    Billings RF. The pine caterpillar Dendrolimus punctatus in Vietnam; Recommendations for integrated pest management. For Ecol Manage. 1991;39:97–106.CrossRefGoogle Scholar
  99. 99.
    Yang C-H, Yang P-C, Li J, Yang F, Zhang A-B. Transcriptome characterization of dendrolimus punctatus and expression profiles at different developmental stages. PLoS ONE. 2016;11(8):e0161667.CrossRefPubMedPubMedCentralGoogle Scholar
  100. 100.
    Lawson JP, Liu YM. Pinemoth caterpillar disease. Skeletal Radiol. 1986;15(6):422–7.CrossRefPubMedPubMedCentralGoogle Scholar
  101. 101.
    Villas-Boas IM, Gonçalves-de-Andrade RM, Pidde-Queiroz G, Assaf SLMR, Portaro FC V., Sant’Anna OA, et al. Premolis semirufa (Walker, 1856) Envenomation, disease affecting rubber tappers of the Amazon: searching for caterpillar-bristles toxic components. PLoS Negl Trop Dis. 2012;6(2):e1531.Google Scholar
  102. 102.
    Costa RM, Atra E, Ferraz MB, da Silva NP, de Souza JM, Batista Júnior J, et al. “Pararamose”: an occupational arthritis caused by lepidoptera (Premolis semirufa). An epidemiological study. Rev Paul Med. 1993;111(6):462–5.PubMedPubMedCentralGoogle Scholar
  103. 103.
    Zaspel JM, Kononenko VS, Goldstein PZ. Another blood feeder? Experimental feeding of a fruit-piercing moth species on human blood in the primorye territory of far Eastern Russia (Lepidoptera: Noctuidae: Calpinae). J Insect Behav. 2007;20(5):437–51.CrossRefGoogle Scholar
  104. 104.
    Bänziger H. Skin-piercing blood-sucking moths II: Studies on a further 3 adult Calyptra [Calpe] sp. (Lepid., Noctuidae). Acta Trop. 1979;36(1):23–37.Google Scholar
  105. 105.
    Watson PG, Sevel D. Ophthalmia nodosa. Br J Ophthalmol. 1966;50(4):209–17.CrossRefPubMedPubMedCentralGoogle Scholar
  106. 106.
    Cadera W, Pachtman MA, Fountain JA, Ellis FD, Wilson FM. Ocular lesions caused by caterpillar hairs (ophthalmia nodosa). Can J Ophthalmol. 1984;19(1):40–4.PubMedPubMedCentralGoogle Scholar
  107. 107.
    Steele C, Lucas DR, Ridgway AE. Endophthalmitis due to caterpillar setae: surgical removal and electron microscopic appearances of the setae. Br J Ophthalmol. 1984;68(4):284–8.CrossRefPubMedPubMedCentralGoogle Scholar
  108. 108.
    Fraser SG, Dowd TC, Bosanquet RC. Intraocular caterpillar hairs (setae): Clinical course and management. Eye. 1994;8(5):596–8.CrossRefPubMedPubMedCentralGoogle Scholar

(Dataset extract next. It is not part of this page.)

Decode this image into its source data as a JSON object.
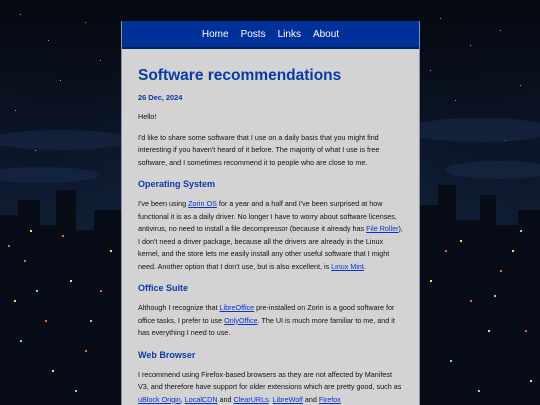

Copyright information

© This is a U.S. government work and not under copyright protection in the U.S.; foreign copyright protection may apply 2020

Authors and Affiliations

  1. 1.Department of Dermatology, Baylor College of MedicineHoustonUSA

Personalised recommendations